__Data for review__:
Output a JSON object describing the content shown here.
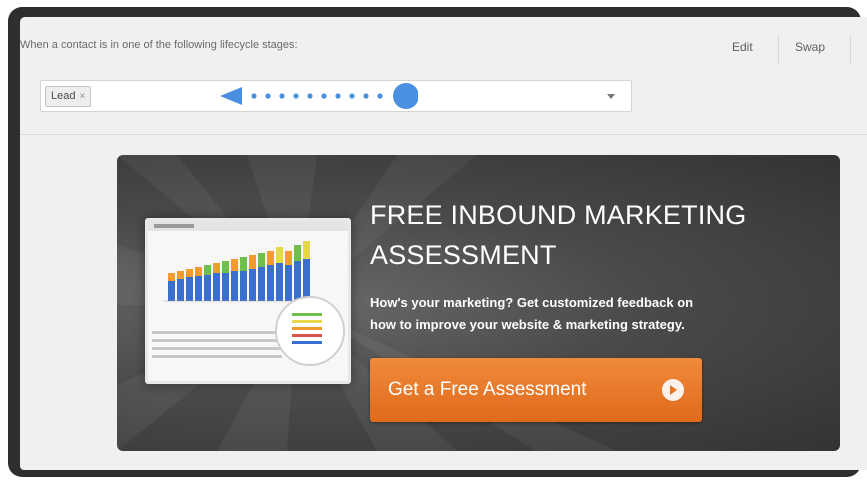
{
  "rule": {
    "condition_text": "When a contact is in one of the following lifecycle stages:"
  },
  "actions": {
    "edit_label": "Edit",
    "swap_label": "Swap"
  },
  "stage_select": {
    "tokens": [
      "Lead"
    ],
    "remove_glyph": "×"
  },
  "banner": {
    "headline_line1": "FREE INBOUND MARKETING",
    "headline_line2": "ASSESSMENT",
    "subtext_line1": "How's your marketing? Get customized feedback on",
    "subtext_line2": "how to improve your website & marketing strategy.",
    "cta_label": "Get a Free Assessment",
    "cta_icon": "play-circle-icon"
  },
  "colors": {
    "frame": "#2e2e2e",
    "panel": "#f0f0f0",
    "cta": "#e8772a",
    "annotation": "#4a90e2"
  }
}
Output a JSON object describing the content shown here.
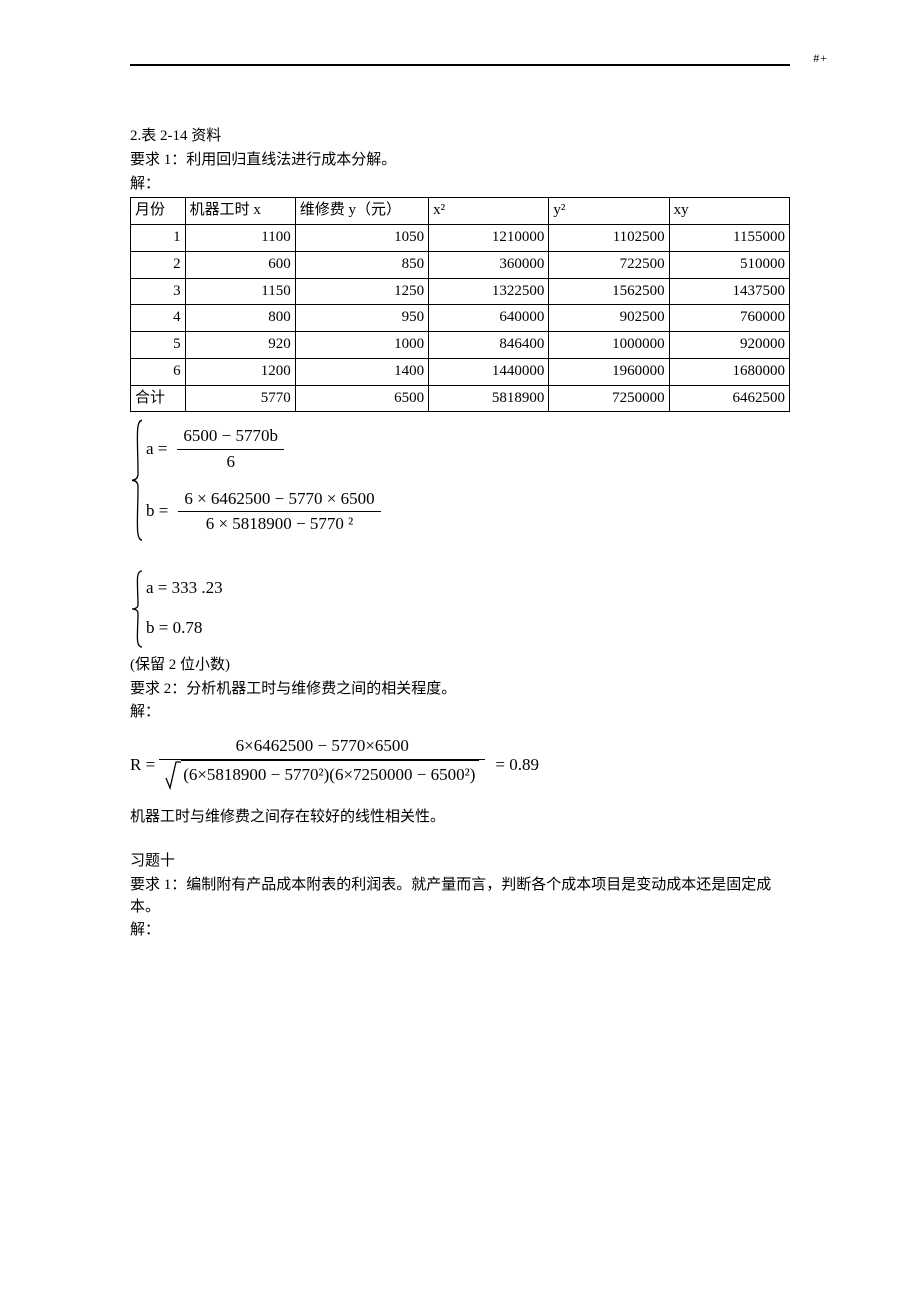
{
  "header_mark": "#+",
  "intro": {
    "line1": "2.表 2-14 资料",
    "req1": "要求 1：利用回归直线法进行成本分解。",
    "sol_label": "解："
  },
  "table": {
    "headers": {
      "c1": "月份",
      "c2": "机器工时 x",
      "c3": "维修费 y（元）",
      "c4": "x²",
      "c5": "y²",
      "c6": "xy"
    },
    "rows": [
      {
        "c1": "1",
        "c2": "1100",
        "c3": "1050",
        "c4": "1210000",
        "c5": "1102500",
        "c6": "1155000"
      },
      {
        "c1": "2",
        "c2": "600",
        "c3": "850",
        "c4": "360000",
        "c5": "722500",
        "c6": "510000"
      },
      {
        "c1": "3",
        "c2": "1150",
        "c3": "1250",
        "c4": "1322500",
        "c5": "1562500",
        "c6": "1437500"
      },
      {
        "c1": "4",
        "c2": "800",
        "c3": "950",
        "c4": "640000",
        "c5": "902500",
        "c6": "760000"
      },
      {
        "c1": "5",
        "c2": "920",
        "c3": "1000",
        "c4": "846400",
        "c5": "1000000",
        "c6": "920000"
      },
      {
        "c1": "6",
        "c2": "1200",
        "c3": "1400",
        "c4": "1440000",
        "c5": "1960000",
        "c6": "1680000"
      }
    ],
    "total": {
      "c1": "合计",
      "c2": "5770",
      "c3": "6500",
      "c4": "5818900",
      "c5": "7250000",
      "c6": "6462500"
    }
  },
  "eq1": {
    "a_lhs": "a =",
    "a_num": "6500  − 5770b",
    "a_den": "6",
    "b_lhs": "b =",
    "b_num": "6 × 6462500  − 5770  × 6500",
    "b_den": "6 × 5818900  − 5770 ²"
  },
  "eq2": {
    "a": "a = 333 .23",
    "b": "b = 0.78"
  },
  "note_round": "(保留 2 位小数)",
  "req2": "要求 2：分析机器工时与维修费之间的相关程度。",
  "sol_label2": "解：",
  "R": {
    "lhs": "R =",
    "num": "6×6462500 − 5770×6500",
    "den_inside": "(6×5818900 − 5770²)(6×7250000 − 6500²)",
    "rhs": "= 0.89"
  },
  "conclusion": "机器工时与维修费之间存在较好的线性相关性。",
  "ex10": {
    "title": "习题十",
    "req1": "要求 1：编制附有产品成本附表的利润表。就产量而言，判断各个成本项目是变动成本还是固定成本。",
    "sol": "解："
  },
  "chart_data": {
    "type": "table",
    "title": "表 2-14 资料",
    "columns": [
      "月份",
      "机器工时 x",
      "维修费 y（元）",
      "x²",
      "y²",
      "xy"
    ],
    "rows": [
      [
        1,
        1100,
        1050,
        1210000,
        1102500,
        1155000
      ],
      [
        2,
        600,
        850,
        360000,
        722500,
        510000
      ],
      [
        3,
        1150,
        1250,
        1322500,
        1562500,
        1437500
      ],
      [
        4,
        800,
        950,
        640000,
        902500,
        760000
      ],
      [
        5,
        920,
        1000,
        846400,
        1000000,
        920000
      ],
      [
        6,
        1200,
        1400,
        1440000,
        1960000,
        1680000
      ]
    ],
    "totals": [
      "合计",
      5770,
      6500,
      5818900,
      7250000,
      6462500
    ],
    "regression": {
      "a": 333.23,
      "b": 0.78,
      "R": 0.89
    }
  }
}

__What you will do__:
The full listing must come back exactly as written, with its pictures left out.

__Result below__:
Output a JSON object describing the content shown here.
{
  "rule": {
    "condition_text": "When a contact is in one of the following lifecycle stages:"
  },
  "actions": {
    "edit_label": "Edit",
    "swap_label": "Swap"
  },
  "stage_select": {
    "tokens": [
      "Lead"
    ],
    "remove_glyph": "×"
  },
  "banner": {
    "headline_line1": "FREE INBOUND MARKETING",
    "headline_line2": "ASSESSMENT",
    "subtext_line1": "How's your marketing? Get customized feedback on",
    "subtext_line2": "how to improve your website & marketing strategy.",
    "cta_label": "Get a Free Assessment",
    "cta_icon": "play-circle-icon"
  },
  "colors": {
    "frame": "#2e2e2e",
    "panel": "#f0f0f0",
    "cta": "#e8772a",
    "annotation": "#4a90e2"
  }
}
Output a JSON object describing the content shown here.
{
  "header_mark": "#+",
  "intro": {
    "line1": "2.表 2-14 资料",
    "req1": "要求 1：利用回归直线法进行成本分解。",
    "sol_label": "解："
  },
  "table": {
    "headers": {
      "c1": "月份",
      "c2": "机器工时 x",
      "c3": "维修费 y（元）",
      "c4": "x²",
      "c5": "y²",
      "c6": "xy"
    },
    "rows": [
      {
        "c1": "1",
        "c2": "1100",
        "c3": "1050",
        "c4": "1210000",
        "c5": "1102500",
        "c6": "1155000"
      },
      {
        "c1": "2",
        "c2": "600",
        "c3": "850",
        "c4": "360000",
        "c5": "722500",
        "c6": "510000"
      },
      {
        "c1": "3",
        "c2": "1150",
        "c3": "1250",
        "c4": "1322500",
        "c5": "1562500",
        "c6": "1437500"
      },
      {
        "c1": "4",
        "c2": "800",
        "c3": "950",
        "c4": "640000",
        "c5": "902500",
        "c6": "760000"
      },
      {
        "c1": "5",
        "c2": "920",
        "c3": "1000",
        "c4": "846400",
        "c5": "1000000",
        "c6": "920000"
      },
      {
        "c1": "6",
        "c2": "1200",
        "c3": "1400",
        "c4": "1440000",
        "c5": "1960000",
        "c6": "1680000"
      }
    ],
    "total": {
      "c1": "合计",
      "c2": "5770",
      "c3": "6500",
      "c4": "5818900",
      "c5": "7250000",
      "c6": "6462500"
    }
  },
  "eq1": {
    "a_lhs": "a =",
    "a_num": "6500  − 5770b",
    "a_den": "6",
    "b_lhs": "b =",
    "b_num": "6 × 6462500  − 5770  × 6500",
    "b_den": "6 × 5818900  − 5770 ²"
  },
  "eq2": {
    "a": "a = 333 .23",
    "b": "b = 0.78"
  },
  "note_round": "(保留 2 位小数)",
  "req2": "要求 2：分析机器工时与维修费之间的相关程度。",
  "sol_label2": "解：",
  "R": {
    "lhs": "R =",
    "num": "6×6462500 − 5770×6500",
    "den_inside": "(6×5818900 − 5770²)(6×7250000 − 6500²)",
    "rhs": "= 0.89"
  },
  "conclusion": "机器工时与维修费之间存在较好的线性相关性。",
  "ex10": {
    "title": "习题十",
    "req1": "要求 1：编制附有产品成本附表的利润表。就产量而言，判断各个成本项目是变动成本还是固定成本。",
    "sol": "解："
  },
  "chart_data": {
    "type": "table",
    "title": "表 2-14 资料",
    "columns": [
      "月份",
      "机器工时 x",
      "维修费 y（元）",
      "x²",
      "y²",
      "xy"
    ],
    "rows": [
      [
        1,
        1100,
        1050,
        1210000,
        1102500,
        1155000
      ],
      [
        2,
        600,
        850,
        360000,
        722500,
        510000
      ],
      [
        3,
        1150,
        1250,
        1322500,
        1562500,
        1437500
      ],
      [
        4,
        800,
        950,
        640000,
        902500,
        760000
      ],
      [
        5,
        920,
        1000,
        846400,
        1000000,
        920000
      ],
      [
        6,
        1200,
        1400,
        1440000,
        1960000,
        1680000
      ]
    ],
    "totals": [
      "合计",
      5770,
      6500,
      5818900,
      7250000,
      6462500
    ],
    "regression": {
      "a": 333.23,
      "b": 0.78,
      "R": 0.89
    }
  }
}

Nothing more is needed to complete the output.